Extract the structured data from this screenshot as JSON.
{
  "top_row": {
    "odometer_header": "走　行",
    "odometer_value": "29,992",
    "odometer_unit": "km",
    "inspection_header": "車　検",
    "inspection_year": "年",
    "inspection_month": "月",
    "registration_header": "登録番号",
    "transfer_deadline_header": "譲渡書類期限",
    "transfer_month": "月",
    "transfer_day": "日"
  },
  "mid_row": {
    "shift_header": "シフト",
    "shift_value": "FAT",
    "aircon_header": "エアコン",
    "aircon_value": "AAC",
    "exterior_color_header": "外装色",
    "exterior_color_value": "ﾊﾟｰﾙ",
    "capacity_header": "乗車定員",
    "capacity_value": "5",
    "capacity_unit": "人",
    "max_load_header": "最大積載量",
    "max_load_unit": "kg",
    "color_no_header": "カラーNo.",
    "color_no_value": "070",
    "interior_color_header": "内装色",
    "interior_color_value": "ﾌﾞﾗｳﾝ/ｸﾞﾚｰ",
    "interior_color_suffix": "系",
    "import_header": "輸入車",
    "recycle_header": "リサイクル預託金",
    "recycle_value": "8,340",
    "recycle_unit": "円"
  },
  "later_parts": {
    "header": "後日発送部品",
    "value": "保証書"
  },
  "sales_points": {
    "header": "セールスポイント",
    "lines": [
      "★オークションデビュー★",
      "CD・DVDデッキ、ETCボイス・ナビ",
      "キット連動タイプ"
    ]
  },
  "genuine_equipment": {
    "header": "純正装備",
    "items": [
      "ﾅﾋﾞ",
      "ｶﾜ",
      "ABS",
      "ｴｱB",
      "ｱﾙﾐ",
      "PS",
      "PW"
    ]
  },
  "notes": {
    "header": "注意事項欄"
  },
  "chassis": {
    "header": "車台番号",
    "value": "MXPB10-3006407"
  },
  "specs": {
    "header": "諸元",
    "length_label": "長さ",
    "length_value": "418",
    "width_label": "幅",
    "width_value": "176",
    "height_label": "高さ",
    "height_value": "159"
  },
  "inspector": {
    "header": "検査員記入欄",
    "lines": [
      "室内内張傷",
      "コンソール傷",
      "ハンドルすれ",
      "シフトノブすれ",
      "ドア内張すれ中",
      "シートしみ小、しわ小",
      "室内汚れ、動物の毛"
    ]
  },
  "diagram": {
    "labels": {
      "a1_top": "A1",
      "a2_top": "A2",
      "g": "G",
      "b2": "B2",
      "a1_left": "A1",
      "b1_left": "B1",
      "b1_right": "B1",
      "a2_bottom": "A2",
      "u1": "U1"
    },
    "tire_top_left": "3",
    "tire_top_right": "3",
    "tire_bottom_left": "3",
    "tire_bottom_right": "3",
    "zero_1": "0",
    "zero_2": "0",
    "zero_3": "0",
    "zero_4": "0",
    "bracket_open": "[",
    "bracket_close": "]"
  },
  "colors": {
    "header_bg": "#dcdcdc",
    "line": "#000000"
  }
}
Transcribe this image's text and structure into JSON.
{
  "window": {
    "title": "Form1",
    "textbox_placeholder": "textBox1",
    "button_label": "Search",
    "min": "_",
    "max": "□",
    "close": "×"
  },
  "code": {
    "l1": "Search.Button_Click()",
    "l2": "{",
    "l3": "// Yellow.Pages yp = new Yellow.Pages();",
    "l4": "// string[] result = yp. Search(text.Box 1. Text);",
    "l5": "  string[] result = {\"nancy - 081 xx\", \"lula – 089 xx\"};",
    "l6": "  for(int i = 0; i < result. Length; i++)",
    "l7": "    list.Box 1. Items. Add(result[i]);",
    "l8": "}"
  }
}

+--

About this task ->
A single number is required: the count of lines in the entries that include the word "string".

Solution to this problem ->
2